The purpose of making the tax foreclosure list a part of the resolution to foreclose the certificates is primarily to identify and to give official sanction to the action with relation to the described properties. In our judgment the use therein of the precise list prescribed is not of the essence of the statute but rather a formal or directory matter. Where, as here, a schedule is included containing a description of the property in question which identified it, and a proper list is prepared and utilized in all phases of the judicial proceedings which are basic to the satisfaction of the due process demands of the enactment, the final judgment ought not to be regarded as vitiated by the incidental failure complained of by appellants. Compare: In re Foreclosure of Tax Liens, 279 App. Div. 1008, 105 N.Y.S.2d 829 ( App. Div. 1951); City of New Rochelle v. Closter, 269 App. Div. 1053, 58 N.Y.S.2d 582 ( App. Div. 1945); Village of Pleasantville v. Gross, 297 N.Y. 767, 77 N.E.2d 787 ( Ct. App. 1951). This view is consonant with the statement of the lawmakers that "[t]his act shall be liberally construed as remedial legislation to encourage the barring of rights of redemption * * *." N.J.S.A. 54:5-104.31.
"In reaching a conclusion as to what statutory provisions are jurisdictional, a distinction may be made between procedures which are required both by statute and also by the due process clause of the constitution on the one hand, and procedures required by statute alone, over and beyond anything rendered necessary by the constitution, on the other." 155 P.2 d, at page 929.
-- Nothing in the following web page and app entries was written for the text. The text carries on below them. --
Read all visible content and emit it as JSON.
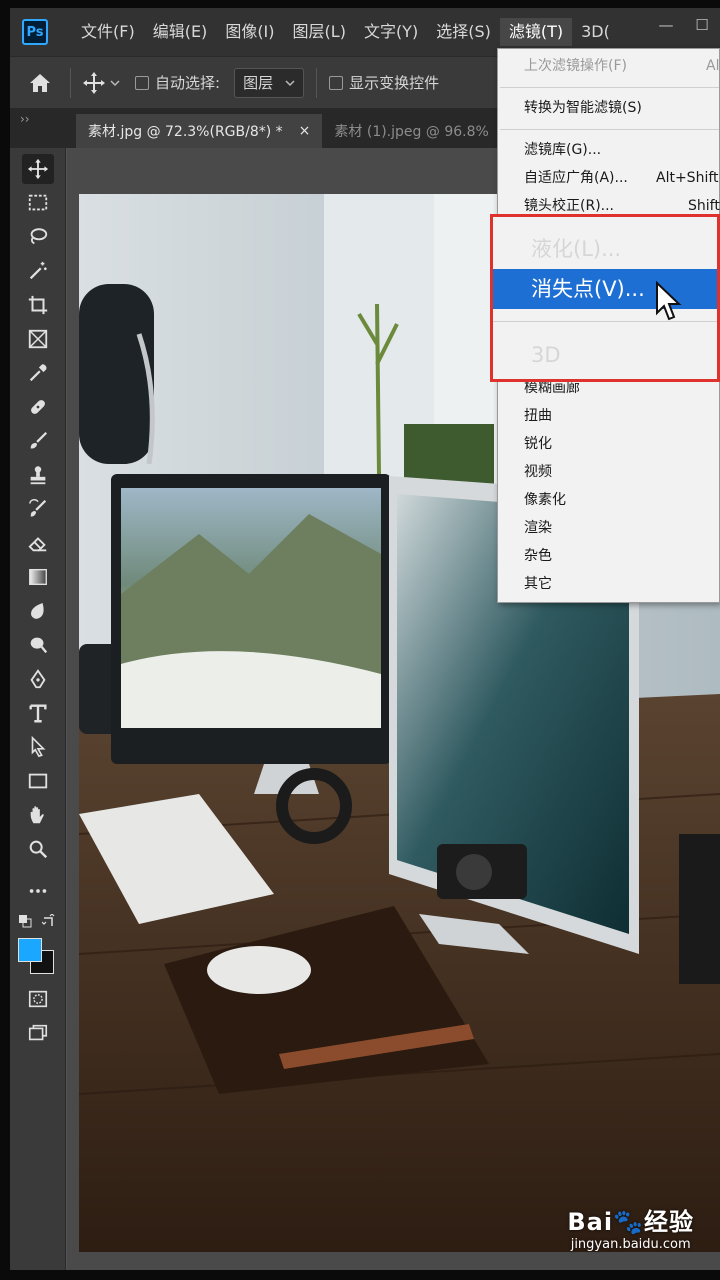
{
  "app": {
    "logo": "Ps"
  },
  "menubar": {
    "items": [
      "文件(F)",
      "编辑(E)",
      "图像(I)",
      "图层(L)",
      "文字(Y)",
      "选择(S)",
      "滤镜(T)",
      "3D("
    ],
    "active_index": 6
  },
  "window_controls": {
    "minimize": "—",
    "maximize": "☐"
  },
  "options": {
    "auto_select_label": "自动选择:",
    "layer_select_value": "图层",
    "show_transform_label": "显示变换控件"
  },
  "tabs": [
    {
      "label": "素材.jpg @ 72.3%(RGB/8*) *",
      "close": "×"
    },
    {
      "label": "素材 (1).jpeg @ 96.8%"
    }
  ],
  "filter_menu": {
    "last_filter": {
      "label": "上次滤镜操作(F)",
      "shortcut": "Alt"
    },
    "convert_smart": "转换为智能滤镜(S)",
    "filter_gallery": "滤镜库(G)...",
    "adaptive_wide": {
      "label": "自适应广角(A)...",
      "shortcut": "Alt+Shift"
    },
    "lens_correction": {
      "label": "镜头校正(R)...",
      "shortcut": "Shift"
    },
    "liquify": "液化(L)...",
    "vanishing_point": "消失点(V)...",
    "three_d": "3D",
    "submenus": [
      "模糊画廊",
      "扭曲",
      "锐化",
      "视频",
      "像素化",
      "渲染",
      "杂色",
      "其它"
    ]
  },
  "colors": {
    "foreground": "#1aa7ff",
    "background": "#111111",
    "highlight": "#1e6fd4",
    "callout": "#e0322c"
  },
  "icons": {
    "tools": [
      "move-icon",
      "marquee-icon",
      "lasso-icon",
      "magic-wand-icon",
      "crop-icon",
      "frame-icon",
      "eyedropper-icon",
      "healing-icon",
      "brush-icon",
      "stamp-icon",
      "history-brush-icon",
      "eraser-icon",
      "gradient-icon",
      "blur-icon",
      "dodge-icon",
      "pen-icon",
      "type-icon",
      "path-select-icon",
      "rectangle-icon",
      "hand-icon",
      "zoom-icon",
      "more-icon"
    ]
  },
  "watermark": {
    "title": "Bai",
    "brand": "经验",
    "url": "jingyan.baidu.com"
  }
}
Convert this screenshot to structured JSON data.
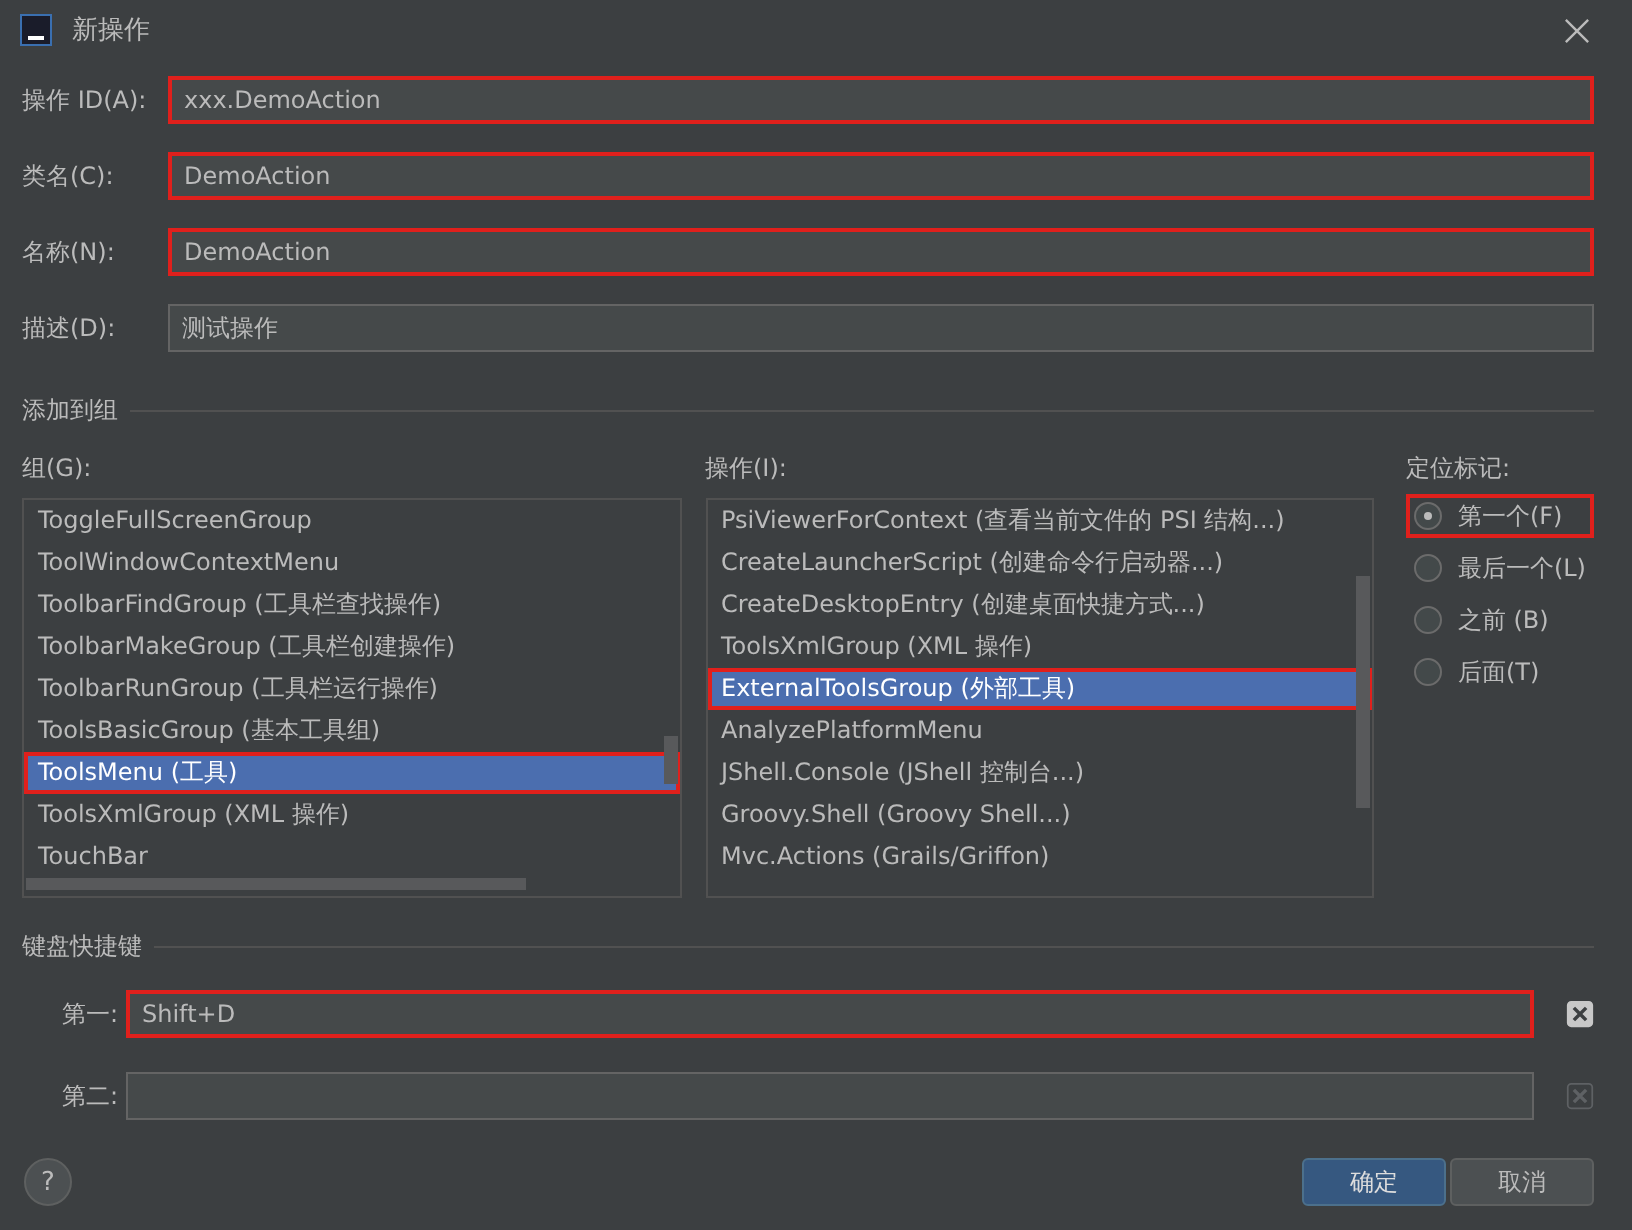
{
  "window": {
    "title": "新操作"
  },
  "fields": [
    {
      "label": "操作 ID(A):",
      "value": "xxx.DemoAction",
      "highlighted": true
    },
    {
      "label": "类名(C):",
      "value": "DemoAction",
      "highlighted": true
    },
    {
      "label": "名称(N):",
      "value": "DemoAction",
      "highlighted": true
    },
    {
      "label": "描述(D):",
      "value": "测试操作",
      "highlighted": false
    }
  ],
  "add_to_group": {
    "title": "添加到组",
    "groups": {
      "label": "组(G):",
      "items": [
        {
          "text": "ToggleFullScreenGroup",
          "selected": false,
          "highlighted": false
        },
        {
          "text": "ToolWindowContextMenu",
          "selected": false,
          "highlighted": false
        },
        {
          "text": "ToolbarFindGroup (工具栏查找操作)",
          "selected": false,
          "highlighted": false
        },
        {
          "text": "ToolbarMakeGroup (工具栏创建操作)",
          "selected": false,
          "highlighted": false
        },
        {
          "text": "ToolbarRunGroup (工具栏运行操作)",
          "selected": false,
          "highlighted": false
        },
        {
          "text": "ToolsBasicGroup (基本工具组)",
          "selected": false,
          "highlighted": false
        },
        {
          "text": "ToolsMenu (工具)",
          "selected": true,
          "highlighted": true
        },
        {
          "text": "ToolsXmlGroup (XML 操作)",
          "selected": false,
          "highlighted": false
        },
        {
          "text": "TouchBar",
          "selected": false,
          "highlighted": false
        }
      ]
    },
    "actions": {
      "label": "操作(I):",
      "items": [
        {
          "text": "PsiViewerForContext (查看当前文件的 PSI 结构...)",
          "selected": false,
          "highlighted": false
        },
        {
          "text": "CreateLauncherScript (创建命令行启动器...)",
          "selected": false,
          "highlighted": false
        },
        {
          "text": "CreateDesktopEntry (创建桌面快捷方式...)",
          "selected": false,
          "highlighted": false
        },
        {
          "text": "ToolsXmlGroup (XML 操作)",
          "selected": false,
          "highlighted": false
        },
        {
          "text": "ExternalToolsGroup (外部工具)",
          "selected": true,
          "highlighted": true
        },
        {
          "text": "AnalyzePlatformMenu",
          "selected": false,
          "highlighted": false
        },
        {
          "text": "JShell.Console (JShell 控制台...)",
          "selected": false,
          "highlighted": false
        },
        {
          "text": "Groovy.Shell (Groovy Shell...)",
          "selected": false,
          "highlighted": false
        },
        {
          "text": "Mvc.Actions (Grails/Griffon)",
          "selected": false,
          "highlighted": false
        }
      ]
    },
    "anchor": {
      "label": "定位标记:",
      "options": [
        {
          "label": "第一个(F)",
          "selected": true,
          "highlighted": true
        },
        {
          "label": "最后一个(L)",
          "selected": false,
          "highlighted": false
        },
        {
          "label": "之前 (B)",
          "selected": false,
          "highlighted": false
        },
        {
          "label": "后面(T)",
          "selected": false,
          "highlighted": false
        }
      ]
    }
  },
  "keyboard_shortcuts": {
    "title": "键盘快捷键",
    "items": [
      {
        "label": "第一:",
        "value": "Shift+D",
        "disabled": false,
        "highlighted": true
      },
      {
        "label": "第二:",
        "value": "",
        "disabled": true,
        "highlighted": false
      }
    ]
  },
  "help_button": "?",
  "buttons": [
    {
      "label": "确定",
      "kind": "primary"
    },
    {
      "label": "取消",
      "kind": "secondary"
    }
  ]
}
Much emphasis is placed by appellants upon the word "shall" in connection with the duty to list in the resolution the lands concerned in the proceeding, and in the direction to prepare the tax foreclosure list. In another Oregon case dealing with the tax foreclosure act the court said:
"While the mandatory `shall' is used in these sections, there are no negative words importing that the acts shall not be done at any other time than those designated, nor can it be seen in what way the preparation of the foreclosure list and the commencement of the suits at subsequent dates will operate to the prejudice of any tax payer. We think that the provisions were `designed to secure order, system and dispatch in proceeding,' and, while the legislature undoubtedly intended that public officers should obey them, otherwise they would not have been enacted, it was not the intention, we think, to stamp them with the character of essential acts, the failure to perform which at the exact times prescribed would vitiate everything that might thereafter be done." Childs v. Marion County, 163 Or. 411, 97 P.2d 955, 956 (1940).
All of these considerations lead to the conclusion that the trial court was justified in refusing to vacate the judgment in question. Accordingly, the order is affirmed.